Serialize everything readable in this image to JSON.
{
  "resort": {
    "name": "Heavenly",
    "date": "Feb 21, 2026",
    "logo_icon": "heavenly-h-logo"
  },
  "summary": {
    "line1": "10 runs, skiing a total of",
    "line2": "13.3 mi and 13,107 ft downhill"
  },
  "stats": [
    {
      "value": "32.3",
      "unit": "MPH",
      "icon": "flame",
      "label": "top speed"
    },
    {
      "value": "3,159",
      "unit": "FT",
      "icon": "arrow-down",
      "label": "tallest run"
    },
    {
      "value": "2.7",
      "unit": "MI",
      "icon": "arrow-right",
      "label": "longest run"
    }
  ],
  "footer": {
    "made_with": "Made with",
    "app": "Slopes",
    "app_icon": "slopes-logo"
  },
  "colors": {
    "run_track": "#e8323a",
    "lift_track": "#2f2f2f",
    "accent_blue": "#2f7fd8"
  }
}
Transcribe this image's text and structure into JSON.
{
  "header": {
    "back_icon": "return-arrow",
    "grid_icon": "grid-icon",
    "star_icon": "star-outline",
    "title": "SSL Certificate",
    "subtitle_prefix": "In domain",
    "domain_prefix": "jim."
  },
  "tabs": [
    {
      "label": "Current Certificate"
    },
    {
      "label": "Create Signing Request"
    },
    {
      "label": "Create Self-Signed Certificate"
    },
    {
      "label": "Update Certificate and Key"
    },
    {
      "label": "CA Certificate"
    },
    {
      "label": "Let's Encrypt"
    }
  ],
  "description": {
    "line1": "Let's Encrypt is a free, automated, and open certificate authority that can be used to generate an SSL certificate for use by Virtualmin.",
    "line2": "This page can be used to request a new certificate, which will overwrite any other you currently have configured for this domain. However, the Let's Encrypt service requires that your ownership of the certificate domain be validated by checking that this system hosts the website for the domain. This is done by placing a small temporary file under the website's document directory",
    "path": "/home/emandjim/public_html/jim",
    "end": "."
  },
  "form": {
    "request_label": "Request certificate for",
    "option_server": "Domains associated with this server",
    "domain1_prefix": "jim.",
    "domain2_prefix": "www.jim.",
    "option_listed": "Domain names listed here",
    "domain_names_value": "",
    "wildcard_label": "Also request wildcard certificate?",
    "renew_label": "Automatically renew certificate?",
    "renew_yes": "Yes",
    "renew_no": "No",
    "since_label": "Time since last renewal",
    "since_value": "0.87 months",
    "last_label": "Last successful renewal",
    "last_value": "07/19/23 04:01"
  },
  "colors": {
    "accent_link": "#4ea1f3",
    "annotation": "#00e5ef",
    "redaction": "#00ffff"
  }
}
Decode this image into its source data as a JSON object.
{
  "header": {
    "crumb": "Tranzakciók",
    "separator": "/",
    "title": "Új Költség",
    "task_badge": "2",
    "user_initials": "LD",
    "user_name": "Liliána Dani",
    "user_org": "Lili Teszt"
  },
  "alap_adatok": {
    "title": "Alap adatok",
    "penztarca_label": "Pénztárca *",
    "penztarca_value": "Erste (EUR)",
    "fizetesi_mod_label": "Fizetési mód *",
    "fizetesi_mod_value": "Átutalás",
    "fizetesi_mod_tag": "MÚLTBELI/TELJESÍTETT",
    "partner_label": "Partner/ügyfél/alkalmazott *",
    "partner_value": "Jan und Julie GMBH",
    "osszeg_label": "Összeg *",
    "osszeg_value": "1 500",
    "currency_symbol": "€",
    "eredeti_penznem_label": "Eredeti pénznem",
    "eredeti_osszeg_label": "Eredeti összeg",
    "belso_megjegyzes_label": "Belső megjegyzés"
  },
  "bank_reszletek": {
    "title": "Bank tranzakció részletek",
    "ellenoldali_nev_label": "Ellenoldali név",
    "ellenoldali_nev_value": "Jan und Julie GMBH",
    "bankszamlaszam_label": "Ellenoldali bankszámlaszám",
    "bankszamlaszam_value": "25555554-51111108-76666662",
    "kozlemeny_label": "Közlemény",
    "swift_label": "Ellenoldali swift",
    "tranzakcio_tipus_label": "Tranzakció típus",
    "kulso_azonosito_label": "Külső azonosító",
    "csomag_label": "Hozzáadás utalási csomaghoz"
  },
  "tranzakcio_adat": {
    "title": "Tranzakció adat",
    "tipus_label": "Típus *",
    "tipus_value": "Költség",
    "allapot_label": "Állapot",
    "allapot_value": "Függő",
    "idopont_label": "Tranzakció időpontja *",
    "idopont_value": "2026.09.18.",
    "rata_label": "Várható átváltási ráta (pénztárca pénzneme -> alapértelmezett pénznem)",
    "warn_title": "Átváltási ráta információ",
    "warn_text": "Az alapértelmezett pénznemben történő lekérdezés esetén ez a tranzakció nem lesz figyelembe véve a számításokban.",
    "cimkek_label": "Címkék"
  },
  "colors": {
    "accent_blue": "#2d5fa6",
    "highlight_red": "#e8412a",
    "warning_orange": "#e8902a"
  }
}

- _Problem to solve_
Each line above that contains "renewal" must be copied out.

- _Response to the exercise_
    "since_label": "Time since last renewal",
    "last_label": "Last successful renewal",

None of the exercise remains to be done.